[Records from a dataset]
= Beginning of Section =

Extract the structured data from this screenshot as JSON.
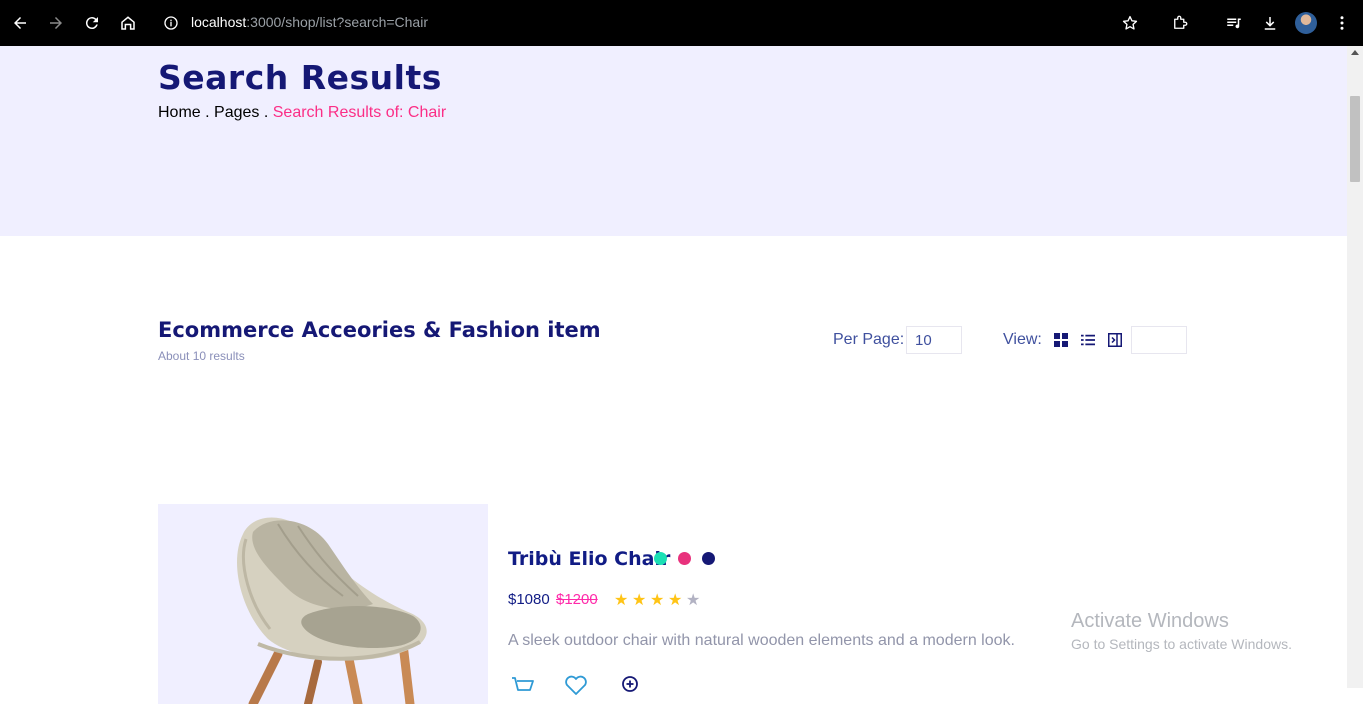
{
  "browser": {
    "url_host": "localhost",
    "url_path": ":3000/shop/list?search=Chair",
    "icons": [
      "back-arrow-icon",
      "forward-arrow-icon",
      "reload-icon",
      "home-icon",
      "site-info-icon",
      "bookmark-star-icon",
      "extensions-icon",
      "media-queue-icon",
      "download-icon",
      "profile-avatar",
      "more-menu-icon"
    ]
  },
  "hero": {
    "title": "Search Results",
    "breadcrumb": {
      "home": "Home",
      "sep1": " . ",
      "pages": "Pages",
      "sep2": " . ",
      "current": "Search Results of: Chair"
    }
  },
  "toolbar": {
    "title": "Ecommerce Acceories & Fashion item",
    "subtitle": "About 10 results",
    "per_page_label": "Per Page:",
    "per_page_value": "10",
    "view_label": "View:",
    "view_input_value": "",
    "view_icons": [
      "grid-view-icon",
      "list-view-icon",
      "sidebar-view-icon"
    ]
  },
  "product": {
    "name": "Tribù Elio Chair",
    "price": "$1080",
    "old_price": "$1200",
    "rating": 4,
    "rating_max": 5,
    "colors": [
      "#1be0b5",
      "#e8327d",
      "#151875"
    ],
    "description": "A sleek outdoor chair with natural wooden elements and a modern look.",
    "actions": [
      "cart-icon",
      "heart-icon",
      "zoom-in-icon"
    ]
  },
  "watermark": {
    "title": "Activate Windows",
    "subtitle": "Go to Settings to activate Windows."
  },
  "colors": {
    "navy": "#151875",
    "pink": "#fb2e86",
    "hero_bg": "#f0efff",
    "star_filled": "#ffc416",
    "star_empty": "#b2b2c3"
  }
}
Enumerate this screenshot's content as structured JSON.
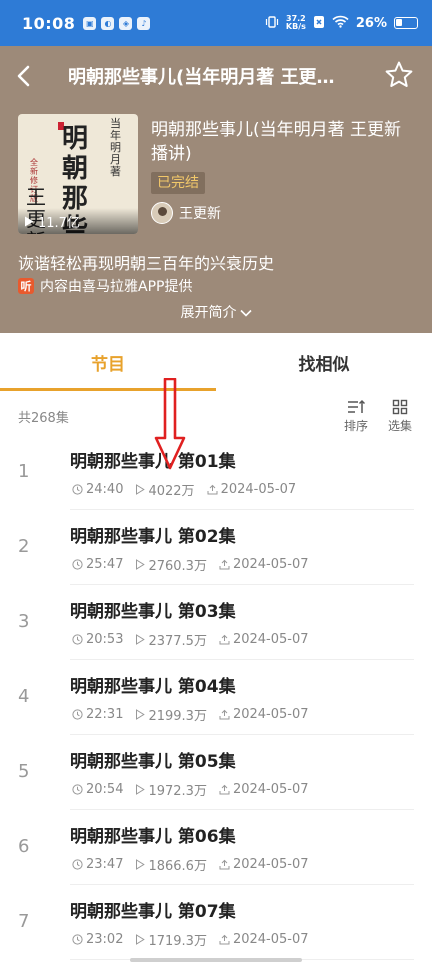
{
  "status_bar": {
    "time": "10:08",
    "net_speed_top": "37.2",
    "net_speed_bottom": "KB/s",
    "battery": "26%"
  },
  "header": {
    "title": "明朝那些事儿(当年明月著 王更…",
    "album_title": "明朝那些事儿(当年明月著 王更新播讲)",
    "play_count": "11.7亿",
    "status_tag": "已完结",
    "author": "王更新",
    "intro": "诙谐轻松再现明朝三百年的兴衰历史",
    "provider_logo": "听",
    "provider": "内容由喜马拉雅APP提供",
    "expand": "展开简介",
    "cover": {
      "main_text": "明朝那些事儿",
      "author_text": "当年明月著",
      "series_text": "全新修订版",
      "reader_text": "王更新"
    }
  },
  "tabs": [
    {
      "label": "节目",
      "active": true
    },
    {
      "label": "找相似",
      "active": false
    }
  ],
  "list_header": {
    "count": "共268集",
    "sort_label": "排序",
    "select_label": "选集"
  },
  "episodes": [
    {
      "index": "1",
      "title": "明朝那些事儿 第01集",
      "duration": "24:40",
      "plays": "4022万",
      "date": "2024-05-07"
    },
    {
      "index": "2",
      "title": "明朝那些事儿 第02集",
      "duration": "25:47",
      "plays": "2760.3万",
      "date": "2024-05-07"
    },
    {
      "index": "3",
      "title": "明朝那些事儿 第03集",
      "duration": "20:53",
      "plays": "2377.5万",
      "date": "2024-05-07"
    },
    {
      "index": "4",
      "title": "明朝那些事儿 第04集",
      "duration": "22:31",
      "plays": "2199.3万",
      "date": "2024-05-07"
    },
    {
      "index": "5",
      "title": "明朝那些事儿 第05集",
      "duration": "20:54",
      "plays": "1972.3万",
      "date": "2024-05-07"
    },
    {
      "index": "6",
      "title": "明朝那些事儿 第06集",
      "duration": "23:47",
      "plays": "1866.6万",
      "date": "2024-05-07"
    },
    {
      "index": "7",
      "title": "明朝那些事儿 第07集",
      "duration": "23:02",
      "plays": "1719.3万",
      "date": "2024-05-07"
    }
  ],
  "colors": {
    "status_bar": "#2e7bd6",
    "header_bg": "#9d8a79",
    "accent": "#e8a22c",
    "annotation_arrow": "#e02020"
  },
  "icons": {
    "back": "chevron-left-icon",
    "favorite": "star-outline-icon",
    "duration": "clock-icon",
    "plays": "play-triangle-icon",
    "date": "upload-icon",
    "sort": "sort-icon",
    "select": "grid-icon"
  }
}
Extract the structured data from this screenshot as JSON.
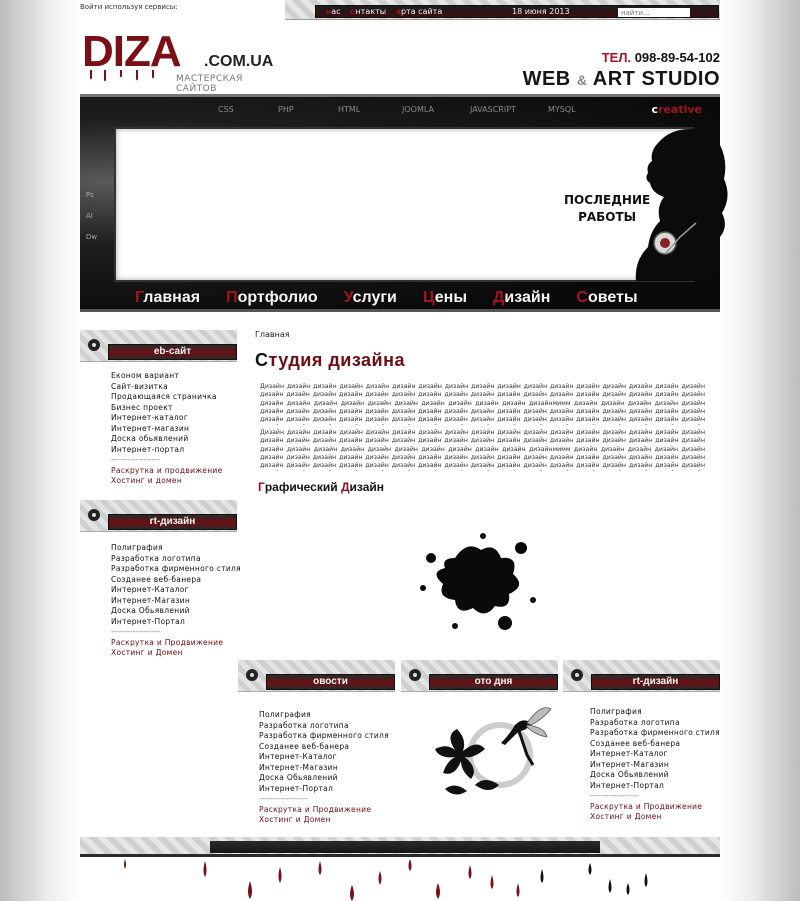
{
  "top": {
    "login_text": "Войти используя сервисы:",
    "nav": [
      "нас",
      "онтакты",
      "арта сайта"
    ],
    "date": "18 июня 2013",
    "search_placeholder": "найти..."
  },
  "logo": {
    "main_dark": "DIZA",
    "domain": ".COM.UA",
    "subtitle": "МАСТЕРСКАЯ САЙТОВ"
  },
  "contact": {
    "phone_prefix": "ТЕЛ.",
    "phone": "098-89-54-102",
    "studio_left": "WEB",
    "studio_amp": "&",
    "studio_right": "ART STUDIO"
  },
  "banner": {
    "tech": [
      "CSS",
      "PHP",
      "HTML",
      "JOOMLA",
      "JAVASCRIPT",
      "MYSQL"
    ],
    "creative_red": "c",
    "creative_rest": "reative",
    "side_tools": [
      "Ps",
      "Ai",
      "Dw"
    ],
    "latest_line1": "ПОСЛЕДНИЕ",
    "latest_line2": "РАБОТЫ",
    "nav": [
      "Главная",
      "Портфолио",
      "Услуги",
      "Цены",
      "Дизайн",
      "Советы"
    ]
  },
  "sidebar": {
    "web": {
      "title": "eb-сайт",
      "items": [
        "Економ вариант",
        "Сайт-визитка",
        "Продающаяся страничка",
        "Бизнес проект",
        "Интернет-каталог",
        "Интернет-магазин",
        "Доска обьявлений",
        "Интернет-портал"
      ],
      "separator": "------------------",
      "extra": [
        "Раскрутка и продвижение",
        "Хостинг и домен"
      ]
    },
    "art": {
      "title": "rt-дизайн",
      "items": [
        "Полиграфия",
        "Разработка логотипа",
        "Разработка фирменного стиля",
        "Созданее веб-банера",
        "Интернет-Каталог",
        "Интернет-Магазин",
        "Доска Обьявлений",
        "Интернет-Портал"
      ],
      "separator": "------------------",
      "extra": [
        "Раскрутка и Продвижение",
        "Хостинг и Домен"
      ]
    }
  },
  "content": {
    "breadcrumb": "Главная",
    "title": "Студия дизайна",
    "paragraph1": "Дизайн дизайн дизайн дизайн дизайн дизайн дизайн дизайн дизайн дизайн дизайн дизайн дизайн дизайн дизайн дизайн дизайн дизайн дизайн дизайн дизайн дизайн дизайн дизайн дизайн дизайн дизайн дизайн дизайн дизайн дизайн дизайн дизайн дизайн дизайн дизайн дизайн дизайн дизайн дизайн дизайн дизайн дизайн дизайн дизайнмимм дизайн дизайн дизайн дизайн дизайн дизайн дизайн дизайн дизайн дизайн дизайн дизайн дизайн дизайн дизайн дизайн дизайн дизайн дизайн дизайн дизайн дизайн дизайн дизайн дизайн дизайн дизайн дизайн дизайн дизайн дизайн дизайн дизайн дизайн дизайн дизайн дизайн дизайн дизайн дизайн дизайн дизайн дизайн дизайн дизайн дизайн дизайн дизайн дизайн дизайн дизайн дизайн дизайн дизайн дизайн дизайн дизайн дизайн дизайн дизайн дизайн дизайн дизайн дизайндизайн",
    "paragraph2": "Дизайн дизайн дизайн дизайн дизайн дизайн дизайн дизайн дизайн дизайн дизайн дизайн дизайн дизайн дизайн дизайн дизайн дизайн дизайн дизайн дизайн дизайн дизайн дизайн дизайн дизайн дизайн дизайн дизайн дизайн дизайн дизайн дизайн дизайн дизайн дизайн дизайн дизайн дизайн дизайн дизайн дизайн дизайн дизайн дизайнмимм дизайн дизайн дизайн дизайн дизайн дизайн дизайн дизайн дизайн дизайн дизайн дизайн дизайн дизайн дизайн дизайн дизайн дизайн дизайн дизайн дизайн дизайн дизайн дизайн дизайн дизайн дизайн дизайн дизайн дизайн дизайн дизайн дизайн дизайн дизайн дизайн дизайн дизайн дизайн дизайн дизайн дизайн дизайн дизайн дизайн дизайн дизайн дизайн дизайн дизайн дизайн дизайн дизайн дизайн дизайн дизайн дизайн дизайн дизайн дизайн дизайн дизайн дизайн дизайн дизайндизайн",
    "subtitle_red": "Г",
    "subtitle_rest": "рафический ",
    "subtitle_red2": "Д",
    "subtitle_rest2": "изайн"
  },
  "bottom": {
    "news": {
      "title": "овости",
      "items": [
        "Полиграфия",
        "Разработка логотипа",
        "Разработка фирменного стиля",
        "Созданее веб-банера",
        "Интернет-Каталог",
        "Интернет-Магазин",
        "Доска Обьявлений",
        "Интернет-Портал"
      ],
      "separator": "------------------",
      "extra": [
        "Раскрутка и Продвижение",
        "Хостинг и Домен"
      ]
    },
    "photo": {
      "title": "ото дня"
    },
    "art": {
      "title": "rt-дизайн",
      "items": [
        "Полиграфия",
        "Разработка логотипа",
        "Разработка фирменного стиля",
        "Созданее веб-банера",
        "Интернет-Каталог",
        "Интернет-Магазин",
        "Доска Обьявлений",
        "Интернет-Портал"
      ],
      "separator": "------------------",
      "extra": [
        "Раскрутка и Продвижение",
        "Хостинг и Домен"
      ]
    }
  },
  "colors": {
    "accent_red": "#7a0f15",
    "dark": "#111111",
    "banner_bg": "#0f0f0f"
  }
}
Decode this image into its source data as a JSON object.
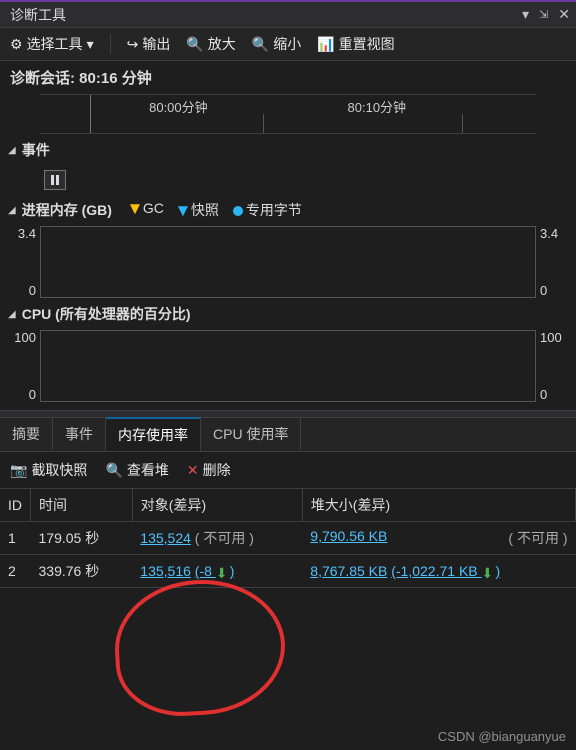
{
  "title": "诊断工具",
  "toolbar": {
    "select_tool": "选择工具",
    "output": "输出",
    "zoom_in": "放大",
    "zoom_out": "缩小",
    "reset_view": "重置视图"
  },
  "session": {
    "label": "诊断会话:",
    "value": "80:16 分钟"
  },
  "ruler": {
    "t1": "80:00分钟",
    "t2": "80:10分钟"
  },
  "sections": {
    "events": "事件",
    "memory": "进程内存 (GB)",
    "cpu": "CPU (所有处理器的百分比)"
  },
  "legend": {
    "gc": "GC",
    "snapshot": "快照",
    "private_bytes": "专用字节"
  },
  "memory_axis": {
    "max": "3.4",
    "min": "0"
  },
  "cpu_axis": {
    "max": "100",
    "min": "0"
  },
  "tabs": {
    "summary": "摘要",
    "events": "事件",
    "memory_usage": "内存使用率",
    "cpu_usage": "CPU 使用率"
  },
  "snap_toolbar": {
    "take_snapshot": "截取快照",
    "view_heap": "查看堆",
    "delete": "删除"
  },
  "grid_headers": {
    "id": "ID",
    "time": "时间",
    "objects_diff": "对象(差异)",
    "heap_diff": "堆大小(差异)"
  },
  "rows": [
    {
      "id": "1",
      "time": "179.05 秒",
      "objects": "135,524",
      "objects_diff": "( 不可用 )",
      "heap": "9,790.56 KB",
      "heap_diff": "( 不可用 )"
    },
    {
      "id": "2",
      "time": "339.76 秒",
      "objects": "135,516",
      "objects_diff": "(-8",
      "heap": "8,767.85 KB",
      "heap_diff": "(-1,022.71 KB"
    }
  ],
  "watermark": "CSDN @bianguanyue",
  "chart_data": [
    {
      "type": "line",
      "title": "进程内存 (GB)",
      "ylim": [
        0,
        3.4
      ],
      "x": [],
      "series": []
    },
    {
      "type": "line",
      "title": "CPU (所有处理器的百分比)",
      "ylim": [
        0,
        100
      ],
      "x": [],
      "series": []
    }
  ]
}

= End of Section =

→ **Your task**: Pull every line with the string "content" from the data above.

→ **Task result**:
Enumerate this screenshot's content as structured JSON.
  "content": {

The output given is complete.